Content starts
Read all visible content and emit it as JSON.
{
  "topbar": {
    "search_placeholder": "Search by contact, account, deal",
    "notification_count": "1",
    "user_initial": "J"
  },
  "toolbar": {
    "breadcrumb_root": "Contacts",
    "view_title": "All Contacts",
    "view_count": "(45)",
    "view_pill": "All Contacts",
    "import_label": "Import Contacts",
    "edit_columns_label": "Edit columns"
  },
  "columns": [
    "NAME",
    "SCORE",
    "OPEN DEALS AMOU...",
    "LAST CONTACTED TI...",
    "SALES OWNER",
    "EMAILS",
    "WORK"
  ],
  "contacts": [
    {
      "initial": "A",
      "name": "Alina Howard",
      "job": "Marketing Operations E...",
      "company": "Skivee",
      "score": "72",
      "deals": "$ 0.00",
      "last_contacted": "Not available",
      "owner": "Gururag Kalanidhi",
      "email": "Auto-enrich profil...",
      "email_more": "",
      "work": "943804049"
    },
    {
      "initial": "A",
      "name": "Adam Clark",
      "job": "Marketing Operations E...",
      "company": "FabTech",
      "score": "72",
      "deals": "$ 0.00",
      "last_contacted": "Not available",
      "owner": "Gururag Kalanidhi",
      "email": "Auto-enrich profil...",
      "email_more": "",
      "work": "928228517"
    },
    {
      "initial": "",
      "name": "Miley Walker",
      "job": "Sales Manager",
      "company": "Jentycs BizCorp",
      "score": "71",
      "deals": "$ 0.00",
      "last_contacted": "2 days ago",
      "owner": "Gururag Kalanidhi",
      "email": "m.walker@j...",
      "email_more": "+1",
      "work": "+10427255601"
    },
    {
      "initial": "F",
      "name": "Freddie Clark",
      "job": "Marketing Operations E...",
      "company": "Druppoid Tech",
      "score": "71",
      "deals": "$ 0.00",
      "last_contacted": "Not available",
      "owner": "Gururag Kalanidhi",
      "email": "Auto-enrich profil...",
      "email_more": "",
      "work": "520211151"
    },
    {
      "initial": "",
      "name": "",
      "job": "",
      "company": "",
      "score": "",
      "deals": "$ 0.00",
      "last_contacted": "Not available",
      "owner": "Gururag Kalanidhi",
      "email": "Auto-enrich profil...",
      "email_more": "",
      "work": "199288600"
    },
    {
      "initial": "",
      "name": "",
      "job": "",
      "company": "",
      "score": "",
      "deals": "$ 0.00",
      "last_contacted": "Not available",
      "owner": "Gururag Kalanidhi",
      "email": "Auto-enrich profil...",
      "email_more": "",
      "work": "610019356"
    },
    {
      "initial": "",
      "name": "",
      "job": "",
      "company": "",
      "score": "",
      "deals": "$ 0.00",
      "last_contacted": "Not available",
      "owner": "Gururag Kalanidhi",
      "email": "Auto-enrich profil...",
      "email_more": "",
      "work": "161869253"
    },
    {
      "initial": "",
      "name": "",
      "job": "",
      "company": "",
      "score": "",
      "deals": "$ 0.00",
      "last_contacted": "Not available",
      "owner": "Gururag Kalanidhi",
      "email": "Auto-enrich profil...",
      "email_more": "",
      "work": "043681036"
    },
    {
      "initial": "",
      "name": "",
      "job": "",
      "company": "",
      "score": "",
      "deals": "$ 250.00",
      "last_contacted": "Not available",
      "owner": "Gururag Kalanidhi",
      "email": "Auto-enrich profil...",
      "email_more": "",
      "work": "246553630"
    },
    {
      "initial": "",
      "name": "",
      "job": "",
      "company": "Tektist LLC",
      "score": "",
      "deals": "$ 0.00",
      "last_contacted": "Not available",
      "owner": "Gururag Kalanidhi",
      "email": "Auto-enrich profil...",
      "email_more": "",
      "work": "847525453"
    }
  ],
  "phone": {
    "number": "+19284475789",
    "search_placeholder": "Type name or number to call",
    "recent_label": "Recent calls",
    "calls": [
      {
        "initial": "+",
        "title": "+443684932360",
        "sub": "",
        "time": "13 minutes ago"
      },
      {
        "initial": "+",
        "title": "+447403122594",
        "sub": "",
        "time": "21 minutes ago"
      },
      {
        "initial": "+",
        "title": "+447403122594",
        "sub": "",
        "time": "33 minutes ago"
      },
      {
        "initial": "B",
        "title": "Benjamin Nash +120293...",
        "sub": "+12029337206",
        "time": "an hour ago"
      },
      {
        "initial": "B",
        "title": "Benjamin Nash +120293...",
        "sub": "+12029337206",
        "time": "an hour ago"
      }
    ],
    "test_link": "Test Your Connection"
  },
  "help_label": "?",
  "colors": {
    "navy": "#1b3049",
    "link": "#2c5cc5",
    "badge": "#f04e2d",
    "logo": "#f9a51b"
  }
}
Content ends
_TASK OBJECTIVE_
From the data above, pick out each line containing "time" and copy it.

_RESPONSE TO THIS EXERCISE_
        "time": "13 minutes ago"
        "time": "21 minutes ago"
        "time": "33 minutes ago"
        "time": "an hour ago"
        "time": "an hour ago"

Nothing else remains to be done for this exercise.